REQUIRED WORK: Copy every line of the records that includes the word "Yann".

#### TASK INPUT

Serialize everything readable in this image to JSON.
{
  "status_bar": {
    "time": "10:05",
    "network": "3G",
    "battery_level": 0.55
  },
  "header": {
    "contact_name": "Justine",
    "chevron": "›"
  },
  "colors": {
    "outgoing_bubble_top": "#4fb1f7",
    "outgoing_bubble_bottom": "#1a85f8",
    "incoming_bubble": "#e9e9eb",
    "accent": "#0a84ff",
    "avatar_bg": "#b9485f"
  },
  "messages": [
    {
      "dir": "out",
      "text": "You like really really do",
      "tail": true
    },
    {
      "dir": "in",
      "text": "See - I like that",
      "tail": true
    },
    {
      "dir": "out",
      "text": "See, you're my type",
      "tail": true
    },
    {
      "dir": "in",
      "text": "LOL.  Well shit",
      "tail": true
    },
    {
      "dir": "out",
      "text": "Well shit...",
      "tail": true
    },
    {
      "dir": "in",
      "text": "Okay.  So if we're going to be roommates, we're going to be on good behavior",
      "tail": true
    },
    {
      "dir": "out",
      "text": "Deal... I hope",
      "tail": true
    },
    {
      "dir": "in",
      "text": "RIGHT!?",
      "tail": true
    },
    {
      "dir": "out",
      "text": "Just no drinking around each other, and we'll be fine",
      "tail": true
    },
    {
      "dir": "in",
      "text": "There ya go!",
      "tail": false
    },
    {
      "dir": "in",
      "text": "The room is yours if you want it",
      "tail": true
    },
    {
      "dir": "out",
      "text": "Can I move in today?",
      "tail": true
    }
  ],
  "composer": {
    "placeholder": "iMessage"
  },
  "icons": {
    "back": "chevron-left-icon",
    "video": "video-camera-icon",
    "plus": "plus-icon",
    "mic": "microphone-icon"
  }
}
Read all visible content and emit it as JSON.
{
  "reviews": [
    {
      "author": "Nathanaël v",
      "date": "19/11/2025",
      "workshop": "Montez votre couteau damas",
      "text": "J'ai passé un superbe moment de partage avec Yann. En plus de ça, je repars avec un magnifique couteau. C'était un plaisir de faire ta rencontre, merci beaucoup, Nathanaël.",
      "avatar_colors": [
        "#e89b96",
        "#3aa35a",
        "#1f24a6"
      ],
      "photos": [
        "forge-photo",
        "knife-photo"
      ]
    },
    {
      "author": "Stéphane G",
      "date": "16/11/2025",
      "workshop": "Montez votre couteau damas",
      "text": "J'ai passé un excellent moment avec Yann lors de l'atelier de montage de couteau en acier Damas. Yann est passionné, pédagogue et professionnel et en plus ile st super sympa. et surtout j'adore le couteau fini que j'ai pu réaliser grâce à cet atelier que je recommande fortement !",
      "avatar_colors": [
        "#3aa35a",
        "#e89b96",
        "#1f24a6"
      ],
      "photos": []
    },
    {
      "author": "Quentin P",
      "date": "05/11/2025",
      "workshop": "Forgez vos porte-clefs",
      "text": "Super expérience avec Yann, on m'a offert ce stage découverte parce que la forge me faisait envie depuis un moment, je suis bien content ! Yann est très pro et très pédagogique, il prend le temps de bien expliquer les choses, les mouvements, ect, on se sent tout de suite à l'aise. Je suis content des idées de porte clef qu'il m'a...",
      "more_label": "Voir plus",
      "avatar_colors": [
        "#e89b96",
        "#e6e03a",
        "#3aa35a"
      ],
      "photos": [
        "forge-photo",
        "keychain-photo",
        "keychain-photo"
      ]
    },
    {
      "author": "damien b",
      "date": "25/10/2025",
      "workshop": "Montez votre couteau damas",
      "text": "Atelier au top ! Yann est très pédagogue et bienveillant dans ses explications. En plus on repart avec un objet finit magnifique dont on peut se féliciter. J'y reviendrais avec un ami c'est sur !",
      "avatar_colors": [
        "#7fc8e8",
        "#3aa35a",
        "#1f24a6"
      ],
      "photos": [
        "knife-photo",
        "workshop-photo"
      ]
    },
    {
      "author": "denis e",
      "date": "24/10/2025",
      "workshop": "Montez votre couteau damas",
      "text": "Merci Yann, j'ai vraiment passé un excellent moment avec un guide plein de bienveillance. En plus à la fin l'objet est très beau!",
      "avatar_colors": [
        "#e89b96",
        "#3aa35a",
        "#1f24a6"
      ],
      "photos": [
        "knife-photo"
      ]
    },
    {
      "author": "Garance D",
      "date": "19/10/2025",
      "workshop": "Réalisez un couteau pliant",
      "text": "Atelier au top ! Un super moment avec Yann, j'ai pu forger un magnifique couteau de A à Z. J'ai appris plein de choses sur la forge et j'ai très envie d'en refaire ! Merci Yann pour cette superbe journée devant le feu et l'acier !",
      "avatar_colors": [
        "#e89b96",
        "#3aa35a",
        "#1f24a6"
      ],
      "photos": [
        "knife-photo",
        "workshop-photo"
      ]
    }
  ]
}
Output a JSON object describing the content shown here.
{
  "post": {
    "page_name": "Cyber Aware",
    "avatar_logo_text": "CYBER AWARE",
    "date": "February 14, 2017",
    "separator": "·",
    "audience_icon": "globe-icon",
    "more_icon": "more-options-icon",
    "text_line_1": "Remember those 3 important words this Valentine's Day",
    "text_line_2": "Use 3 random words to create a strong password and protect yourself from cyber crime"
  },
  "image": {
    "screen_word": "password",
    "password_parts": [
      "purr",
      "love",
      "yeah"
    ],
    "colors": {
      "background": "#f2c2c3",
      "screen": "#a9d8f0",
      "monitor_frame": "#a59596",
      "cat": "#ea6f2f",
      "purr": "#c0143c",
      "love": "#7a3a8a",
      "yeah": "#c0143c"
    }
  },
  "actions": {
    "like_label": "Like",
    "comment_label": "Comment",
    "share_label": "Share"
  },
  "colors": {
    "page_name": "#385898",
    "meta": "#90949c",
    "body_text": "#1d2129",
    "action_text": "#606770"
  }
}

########

EXPECTED ANSWER:
      "text": "J'ai passé un superbe moment de partage avec Yann. En plus de ça, je repars avec un magnifique couteau. C'était un plaisir de faire ta rencontre, merci beaucoup, Nathanaël.",
      "text": "J'ai passé un excellent moment avec Yann lors de l'atelier de montage de couteau en acier Damas. Yann est passionné, pédagogue et professionnel et en plus ile st super sympa. et surtout j'adore le couteau fini que j'ai pu réaliser grâce à cet atelier que je recommande fortement !",
      "text": "Super expérience avec Yann, on m'a offert ce stage découverte parce que la forge me faisait envie depuis un moment, je suis bien content ! Yann est très pro et très pédagogique, il prend le temps de bien expliquer les choses, les mouvements, ect, on se sent tout de suite à l'aise. Je suis content des idées de porte clef qu'il m'a...",
      "text": "Atelier au top ! Yann est très pédagogue et bienveillant dans ses explications. En plus on repart avec un objet finit magnifique dont on peut se féliciter. J'y reviendrais avec un ami c'est sur !",
      "text": "Merci Yann, j'ai vraiment passé un excellent moment avec un guide plein de bienveillance. En plus à la fin l'objet est très beau!",
      "text": "Atelier au top ! Un super moment avec Yann, j'ai pu forger un magnifique couteau de A à Z. J'ai appris plein de choses sur la forge et j'ai très envie d'en refaire ! Merci Yann pour cette superbe journée devant le feu et l'acier !",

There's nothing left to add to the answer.